Algeria continues to arrest Ahmadis

Algerian Government has continued to crackdown on members of the minority Ahmadiyya sect of Islam. The Ahmadiyya Community which has less than 3,000 members in the country has expressed concern over the religiously motivated arrests.

On Friday, November 25th Algerian security forces raided a house in the coastal town of Béni Saf and arrested six Ahmadis while they were performing Friday Prayers. The town of Beni Saf is located in the northern province of Aïn Témouchent, around 300 miles to the west of capital Algiers.

img_583f5acdcc949Security Personnel also seized prayer mats, books, and other documents related to the Ahmadiyya beliefs as evidence. The arrested were taken to Beni Saf court on November 27th where they were given a trial date of December 11th.
Similarly, In a separate raid in October, Twenty Ahmadis were arrested while they were offering Friday prayers in the northeastern city of Skikda. In November, Skikda’s circuit court sentenced the Imam of Ahmadiyya community to 8 months in prison and fined him 300,000 Algerian Dinars (USD 2,800). While the other arrested individuals were sentenced 3 months in prison and fined 30,000 Algerian Dinars (USD 270).

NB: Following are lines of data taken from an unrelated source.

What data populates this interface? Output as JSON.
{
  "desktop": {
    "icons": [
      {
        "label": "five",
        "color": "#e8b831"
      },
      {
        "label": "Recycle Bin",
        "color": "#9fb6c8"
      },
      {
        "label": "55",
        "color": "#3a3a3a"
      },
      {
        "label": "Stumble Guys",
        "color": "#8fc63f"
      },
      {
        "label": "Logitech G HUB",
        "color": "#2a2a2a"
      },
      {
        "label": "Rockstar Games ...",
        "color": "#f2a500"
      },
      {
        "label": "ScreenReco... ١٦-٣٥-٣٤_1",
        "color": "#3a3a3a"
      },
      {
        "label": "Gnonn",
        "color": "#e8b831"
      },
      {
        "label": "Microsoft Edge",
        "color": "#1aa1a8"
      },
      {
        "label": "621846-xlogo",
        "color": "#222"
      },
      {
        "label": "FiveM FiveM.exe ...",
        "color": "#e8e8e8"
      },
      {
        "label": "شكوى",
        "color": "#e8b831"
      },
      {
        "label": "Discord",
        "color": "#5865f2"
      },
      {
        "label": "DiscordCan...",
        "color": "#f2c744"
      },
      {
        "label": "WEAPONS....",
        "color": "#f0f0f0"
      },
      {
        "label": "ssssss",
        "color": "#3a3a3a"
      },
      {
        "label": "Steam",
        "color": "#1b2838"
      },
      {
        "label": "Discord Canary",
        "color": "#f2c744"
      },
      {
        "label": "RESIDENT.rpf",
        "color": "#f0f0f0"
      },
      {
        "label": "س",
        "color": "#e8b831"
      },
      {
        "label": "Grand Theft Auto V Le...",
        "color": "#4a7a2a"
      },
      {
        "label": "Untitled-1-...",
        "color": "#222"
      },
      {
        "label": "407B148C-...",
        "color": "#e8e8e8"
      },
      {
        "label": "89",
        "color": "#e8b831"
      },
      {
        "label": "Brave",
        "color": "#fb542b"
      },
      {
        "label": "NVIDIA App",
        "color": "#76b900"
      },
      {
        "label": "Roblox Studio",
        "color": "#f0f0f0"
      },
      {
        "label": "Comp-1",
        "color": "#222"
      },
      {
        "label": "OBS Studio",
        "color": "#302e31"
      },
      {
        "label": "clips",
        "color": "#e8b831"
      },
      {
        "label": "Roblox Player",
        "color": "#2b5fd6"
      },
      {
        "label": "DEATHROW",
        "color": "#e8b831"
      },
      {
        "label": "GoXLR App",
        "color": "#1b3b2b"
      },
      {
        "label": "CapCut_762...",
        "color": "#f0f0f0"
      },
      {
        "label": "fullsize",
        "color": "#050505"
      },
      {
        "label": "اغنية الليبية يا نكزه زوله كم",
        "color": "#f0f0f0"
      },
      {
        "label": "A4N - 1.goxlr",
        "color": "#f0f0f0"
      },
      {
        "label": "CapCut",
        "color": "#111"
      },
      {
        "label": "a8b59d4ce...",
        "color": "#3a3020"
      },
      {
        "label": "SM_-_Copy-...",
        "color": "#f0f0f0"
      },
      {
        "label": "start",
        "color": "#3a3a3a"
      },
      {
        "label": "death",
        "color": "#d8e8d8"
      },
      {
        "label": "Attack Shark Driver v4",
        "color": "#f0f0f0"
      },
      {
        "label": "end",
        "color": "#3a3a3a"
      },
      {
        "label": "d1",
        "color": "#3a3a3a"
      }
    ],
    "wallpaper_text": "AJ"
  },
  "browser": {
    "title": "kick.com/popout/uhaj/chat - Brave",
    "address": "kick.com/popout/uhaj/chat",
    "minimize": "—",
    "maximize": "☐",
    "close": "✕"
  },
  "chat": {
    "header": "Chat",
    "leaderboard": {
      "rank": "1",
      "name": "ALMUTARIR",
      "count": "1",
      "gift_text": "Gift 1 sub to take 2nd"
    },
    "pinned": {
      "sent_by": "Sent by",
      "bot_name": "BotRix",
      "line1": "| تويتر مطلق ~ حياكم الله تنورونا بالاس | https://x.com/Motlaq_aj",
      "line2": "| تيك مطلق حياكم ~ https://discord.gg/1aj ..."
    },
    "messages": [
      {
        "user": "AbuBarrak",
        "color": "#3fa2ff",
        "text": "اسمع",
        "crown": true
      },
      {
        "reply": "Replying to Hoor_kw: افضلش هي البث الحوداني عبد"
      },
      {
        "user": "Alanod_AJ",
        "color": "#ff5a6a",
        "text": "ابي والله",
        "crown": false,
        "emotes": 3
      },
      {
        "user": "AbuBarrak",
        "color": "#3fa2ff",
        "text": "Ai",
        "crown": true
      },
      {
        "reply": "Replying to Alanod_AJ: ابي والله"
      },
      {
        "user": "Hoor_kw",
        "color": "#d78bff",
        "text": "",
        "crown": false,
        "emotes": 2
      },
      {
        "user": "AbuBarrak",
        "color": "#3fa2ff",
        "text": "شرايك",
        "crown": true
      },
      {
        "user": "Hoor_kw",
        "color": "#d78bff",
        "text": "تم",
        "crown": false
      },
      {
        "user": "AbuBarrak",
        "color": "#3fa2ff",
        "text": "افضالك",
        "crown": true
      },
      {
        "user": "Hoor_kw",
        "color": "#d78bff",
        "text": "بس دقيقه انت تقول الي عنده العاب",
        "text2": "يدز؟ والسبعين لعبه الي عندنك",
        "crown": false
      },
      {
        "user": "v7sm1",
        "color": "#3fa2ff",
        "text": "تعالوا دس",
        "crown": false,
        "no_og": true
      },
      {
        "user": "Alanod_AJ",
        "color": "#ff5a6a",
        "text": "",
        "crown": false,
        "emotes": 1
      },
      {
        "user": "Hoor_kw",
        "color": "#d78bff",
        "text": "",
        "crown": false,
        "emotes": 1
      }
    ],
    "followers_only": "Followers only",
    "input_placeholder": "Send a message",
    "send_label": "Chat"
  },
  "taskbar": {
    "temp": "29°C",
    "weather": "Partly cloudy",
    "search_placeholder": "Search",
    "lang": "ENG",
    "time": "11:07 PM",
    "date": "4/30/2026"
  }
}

In 2010, Algeria’s Ministry of Religious Affairs, headed by Bouabdellah Ghlamallah denied a request from the Ahmadiyya Muslim Community to build the community’s first mosque in Algeria. However, the major crackdown on Ahmadis began in June, when the Research Division of the National Police (SRGN) shut down the community’s main headquarters in the city of Bilda and arrested six people.

img_583f59c39e362Soon after the security forces also arrested the National President of Ahmadiyya Community in Algeria from Bou-Ismail (Tipasa) and two other individuals from the capital Algiers. The nine individuals were charged with endangering state security and undermining social integrity.

Critics have said that the arrests are religiously motivated as Algeria’s Sunni Muslims majority considers the Ahmadiyya beliefs to be heretic. Critics have also said that biased media reporting by outlets like Echorouk News and Ennahar TV are “deliberately and recklessly misrepresenting the Ahmadi beliefs” in order to stir hatred against Ahmadis in Algeria.